» **WORK INSTRUCTION**: Across all the records, filter for lines with the word "JSON" and copy them.

EXCERPTED RECORDS Start Marker

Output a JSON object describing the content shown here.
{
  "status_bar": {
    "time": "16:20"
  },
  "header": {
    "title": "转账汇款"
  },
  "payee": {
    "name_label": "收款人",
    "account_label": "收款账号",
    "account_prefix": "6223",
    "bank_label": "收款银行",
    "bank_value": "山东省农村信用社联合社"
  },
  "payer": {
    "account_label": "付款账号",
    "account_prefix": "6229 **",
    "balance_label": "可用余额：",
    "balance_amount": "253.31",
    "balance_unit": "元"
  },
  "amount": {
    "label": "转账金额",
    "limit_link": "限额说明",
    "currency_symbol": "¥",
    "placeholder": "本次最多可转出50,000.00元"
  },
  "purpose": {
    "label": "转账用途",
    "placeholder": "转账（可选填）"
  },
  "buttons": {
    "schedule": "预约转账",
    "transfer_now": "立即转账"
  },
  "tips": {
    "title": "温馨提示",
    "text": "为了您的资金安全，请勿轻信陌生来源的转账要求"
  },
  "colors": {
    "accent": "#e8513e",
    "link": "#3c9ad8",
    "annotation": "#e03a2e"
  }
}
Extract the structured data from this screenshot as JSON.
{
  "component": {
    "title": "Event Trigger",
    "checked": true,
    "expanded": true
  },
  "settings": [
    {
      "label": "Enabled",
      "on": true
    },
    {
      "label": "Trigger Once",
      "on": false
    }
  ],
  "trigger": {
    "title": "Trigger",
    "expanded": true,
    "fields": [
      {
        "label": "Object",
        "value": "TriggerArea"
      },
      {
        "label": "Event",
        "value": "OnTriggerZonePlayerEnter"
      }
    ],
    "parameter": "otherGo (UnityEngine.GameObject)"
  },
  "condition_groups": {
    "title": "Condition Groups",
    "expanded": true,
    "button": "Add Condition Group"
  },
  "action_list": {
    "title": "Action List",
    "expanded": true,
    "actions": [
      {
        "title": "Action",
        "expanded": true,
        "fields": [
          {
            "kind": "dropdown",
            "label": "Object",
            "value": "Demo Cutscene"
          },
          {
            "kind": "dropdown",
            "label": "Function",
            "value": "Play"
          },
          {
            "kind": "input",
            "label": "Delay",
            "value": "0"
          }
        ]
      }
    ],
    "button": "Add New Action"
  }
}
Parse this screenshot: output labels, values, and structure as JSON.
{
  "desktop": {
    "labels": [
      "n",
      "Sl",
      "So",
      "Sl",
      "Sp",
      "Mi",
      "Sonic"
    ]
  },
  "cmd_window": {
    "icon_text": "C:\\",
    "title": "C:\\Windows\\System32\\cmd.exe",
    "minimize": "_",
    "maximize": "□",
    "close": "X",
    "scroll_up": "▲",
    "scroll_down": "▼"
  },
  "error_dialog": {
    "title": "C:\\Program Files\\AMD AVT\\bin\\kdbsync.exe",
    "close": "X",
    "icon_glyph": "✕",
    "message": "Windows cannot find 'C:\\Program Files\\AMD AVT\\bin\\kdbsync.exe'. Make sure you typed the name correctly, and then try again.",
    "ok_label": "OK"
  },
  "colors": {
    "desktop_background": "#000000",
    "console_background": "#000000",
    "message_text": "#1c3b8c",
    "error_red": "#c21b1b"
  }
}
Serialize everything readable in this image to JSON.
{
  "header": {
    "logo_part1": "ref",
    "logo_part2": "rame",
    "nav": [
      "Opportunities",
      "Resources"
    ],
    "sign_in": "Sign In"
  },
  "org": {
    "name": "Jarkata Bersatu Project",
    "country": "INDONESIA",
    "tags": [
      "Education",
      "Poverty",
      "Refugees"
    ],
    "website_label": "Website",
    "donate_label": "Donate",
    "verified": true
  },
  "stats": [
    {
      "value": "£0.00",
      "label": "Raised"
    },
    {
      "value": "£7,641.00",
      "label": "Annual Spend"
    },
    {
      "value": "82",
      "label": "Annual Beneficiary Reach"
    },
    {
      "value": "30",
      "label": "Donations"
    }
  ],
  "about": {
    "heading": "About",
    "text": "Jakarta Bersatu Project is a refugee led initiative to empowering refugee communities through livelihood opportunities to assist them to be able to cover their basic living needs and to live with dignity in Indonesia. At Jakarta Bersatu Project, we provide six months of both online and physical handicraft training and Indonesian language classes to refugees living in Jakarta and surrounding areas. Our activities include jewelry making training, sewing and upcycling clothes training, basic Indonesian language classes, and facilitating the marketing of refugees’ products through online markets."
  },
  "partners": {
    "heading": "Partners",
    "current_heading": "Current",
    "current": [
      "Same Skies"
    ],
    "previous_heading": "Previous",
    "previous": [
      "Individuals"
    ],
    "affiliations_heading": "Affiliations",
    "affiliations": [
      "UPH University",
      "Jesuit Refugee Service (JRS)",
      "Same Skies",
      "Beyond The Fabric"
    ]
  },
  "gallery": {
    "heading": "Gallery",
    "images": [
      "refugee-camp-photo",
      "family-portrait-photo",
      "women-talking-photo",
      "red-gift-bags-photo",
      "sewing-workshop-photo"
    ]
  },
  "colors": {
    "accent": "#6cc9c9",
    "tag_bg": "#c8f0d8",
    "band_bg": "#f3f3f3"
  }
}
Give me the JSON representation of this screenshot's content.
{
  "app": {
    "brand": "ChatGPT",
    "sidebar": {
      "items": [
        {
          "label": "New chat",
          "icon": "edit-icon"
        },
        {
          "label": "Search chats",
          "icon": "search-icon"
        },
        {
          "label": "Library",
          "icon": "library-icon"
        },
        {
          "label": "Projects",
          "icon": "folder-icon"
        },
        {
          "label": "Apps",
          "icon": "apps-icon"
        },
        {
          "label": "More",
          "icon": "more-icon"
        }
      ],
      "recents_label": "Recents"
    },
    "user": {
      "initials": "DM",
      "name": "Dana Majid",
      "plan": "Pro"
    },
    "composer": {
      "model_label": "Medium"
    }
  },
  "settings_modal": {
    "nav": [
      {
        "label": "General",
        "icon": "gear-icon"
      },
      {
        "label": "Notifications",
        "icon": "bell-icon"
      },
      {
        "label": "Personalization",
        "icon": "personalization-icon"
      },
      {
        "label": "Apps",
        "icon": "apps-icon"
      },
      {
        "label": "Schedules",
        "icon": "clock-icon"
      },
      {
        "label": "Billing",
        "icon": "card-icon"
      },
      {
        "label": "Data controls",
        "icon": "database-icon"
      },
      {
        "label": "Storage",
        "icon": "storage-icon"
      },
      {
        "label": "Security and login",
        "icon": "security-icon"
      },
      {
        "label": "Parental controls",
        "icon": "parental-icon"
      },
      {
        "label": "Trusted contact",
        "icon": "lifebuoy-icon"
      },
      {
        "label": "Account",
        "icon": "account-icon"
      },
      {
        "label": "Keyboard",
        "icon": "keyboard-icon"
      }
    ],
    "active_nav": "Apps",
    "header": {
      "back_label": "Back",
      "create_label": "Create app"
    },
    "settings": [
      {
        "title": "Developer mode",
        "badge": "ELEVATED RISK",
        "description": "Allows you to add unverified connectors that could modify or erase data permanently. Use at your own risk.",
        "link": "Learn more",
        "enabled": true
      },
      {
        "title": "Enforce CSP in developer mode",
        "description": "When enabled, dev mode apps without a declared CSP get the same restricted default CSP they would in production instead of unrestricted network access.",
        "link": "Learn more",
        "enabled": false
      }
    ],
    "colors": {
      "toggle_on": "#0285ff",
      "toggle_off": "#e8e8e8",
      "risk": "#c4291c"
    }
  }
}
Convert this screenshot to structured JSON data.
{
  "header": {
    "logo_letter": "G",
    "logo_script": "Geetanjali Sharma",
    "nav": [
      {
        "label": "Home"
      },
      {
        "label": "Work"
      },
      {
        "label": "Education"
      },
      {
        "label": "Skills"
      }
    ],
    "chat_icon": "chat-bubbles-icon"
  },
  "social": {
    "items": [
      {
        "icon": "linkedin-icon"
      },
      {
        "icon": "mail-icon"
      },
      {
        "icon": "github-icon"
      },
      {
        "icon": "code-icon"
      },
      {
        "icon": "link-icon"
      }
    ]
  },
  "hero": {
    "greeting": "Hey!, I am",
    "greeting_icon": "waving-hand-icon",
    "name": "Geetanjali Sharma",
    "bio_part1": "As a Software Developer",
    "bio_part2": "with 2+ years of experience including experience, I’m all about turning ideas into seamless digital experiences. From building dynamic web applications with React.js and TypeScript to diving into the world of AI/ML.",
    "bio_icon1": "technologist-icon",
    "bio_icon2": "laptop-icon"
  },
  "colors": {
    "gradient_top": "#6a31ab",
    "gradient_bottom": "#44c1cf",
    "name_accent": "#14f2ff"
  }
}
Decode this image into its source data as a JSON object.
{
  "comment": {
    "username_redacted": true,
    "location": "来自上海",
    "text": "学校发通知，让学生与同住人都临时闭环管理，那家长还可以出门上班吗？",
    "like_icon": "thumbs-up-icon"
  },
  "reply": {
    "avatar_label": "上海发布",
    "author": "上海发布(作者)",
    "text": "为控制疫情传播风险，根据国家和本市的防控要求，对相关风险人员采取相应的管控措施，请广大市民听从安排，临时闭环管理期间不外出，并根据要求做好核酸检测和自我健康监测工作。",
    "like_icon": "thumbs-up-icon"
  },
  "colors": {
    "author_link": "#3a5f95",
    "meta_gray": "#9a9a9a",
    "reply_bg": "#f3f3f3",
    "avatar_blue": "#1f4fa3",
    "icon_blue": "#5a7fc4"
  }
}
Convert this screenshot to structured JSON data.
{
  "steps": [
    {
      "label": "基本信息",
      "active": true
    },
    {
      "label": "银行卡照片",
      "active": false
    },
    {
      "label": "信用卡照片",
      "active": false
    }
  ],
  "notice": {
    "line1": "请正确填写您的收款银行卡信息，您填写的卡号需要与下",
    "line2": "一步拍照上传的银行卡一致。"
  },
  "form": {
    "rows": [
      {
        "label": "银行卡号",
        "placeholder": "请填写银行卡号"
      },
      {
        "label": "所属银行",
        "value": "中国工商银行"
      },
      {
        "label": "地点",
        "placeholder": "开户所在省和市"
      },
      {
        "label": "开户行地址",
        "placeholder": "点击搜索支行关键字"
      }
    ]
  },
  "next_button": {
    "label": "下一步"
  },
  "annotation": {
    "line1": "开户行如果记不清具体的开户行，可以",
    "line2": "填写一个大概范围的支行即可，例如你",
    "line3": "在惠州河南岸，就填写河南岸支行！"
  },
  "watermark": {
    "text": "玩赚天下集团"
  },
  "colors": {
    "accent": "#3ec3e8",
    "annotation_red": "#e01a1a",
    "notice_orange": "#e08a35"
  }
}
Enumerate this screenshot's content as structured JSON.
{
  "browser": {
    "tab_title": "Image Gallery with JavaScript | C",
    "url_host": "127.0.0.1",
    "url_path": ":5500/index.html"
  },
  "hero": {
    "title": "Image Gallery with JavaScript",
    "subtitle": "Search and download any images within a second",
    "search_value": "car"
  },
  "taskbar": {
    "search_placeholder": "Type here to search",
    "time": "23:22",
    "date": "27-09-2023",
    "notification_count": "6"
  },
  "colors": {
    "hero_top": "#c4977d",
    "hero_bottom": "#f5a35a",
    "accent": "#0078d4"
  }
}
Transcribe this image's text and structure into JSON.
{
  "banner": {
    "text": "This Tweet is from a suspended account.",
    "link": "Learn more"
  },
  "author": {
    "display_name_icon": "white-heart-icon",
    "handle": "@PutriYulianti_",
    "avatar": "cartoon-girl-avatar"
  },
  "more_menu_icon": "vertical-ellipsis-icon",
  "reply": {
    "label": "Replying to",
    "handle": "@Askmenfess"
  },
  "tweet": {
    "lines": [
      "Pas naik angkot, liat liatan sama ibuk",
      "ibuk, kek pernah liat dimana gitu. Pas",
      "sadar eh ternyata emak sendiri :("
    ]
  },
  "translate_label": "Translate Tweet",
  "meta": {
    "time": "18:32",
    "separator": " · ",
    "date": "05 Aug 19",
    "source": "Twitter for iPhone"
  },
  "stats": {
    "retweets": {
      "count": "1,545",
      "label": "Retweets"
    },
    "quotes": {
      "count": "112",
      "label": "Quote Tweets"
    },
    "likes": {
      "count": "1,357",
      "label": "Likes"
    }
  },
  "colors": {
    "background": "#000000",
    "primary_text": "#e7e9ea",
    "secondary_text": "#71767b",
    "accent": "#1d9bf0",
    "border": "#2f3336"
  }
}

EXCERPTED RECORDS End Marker

» **RESULT FOR THIS TASK**:
Output a JSON object describing the content shown here.
Extract the structured data from this screenshot as JSON.
Parse this screenshot: output labels, values, and structure as JSON.
Serialize everything readable in this image to JSON.
Give me the JSON representation of this screenshot's content.
Convert this screenshot to structured JSON data.
Decode this image into its source data as a JSON object.
Convert this screenshot to structured JSON data.
Enumerate this screenshot's content as structured JSON.
Transcribe this image's text and structure into JSON.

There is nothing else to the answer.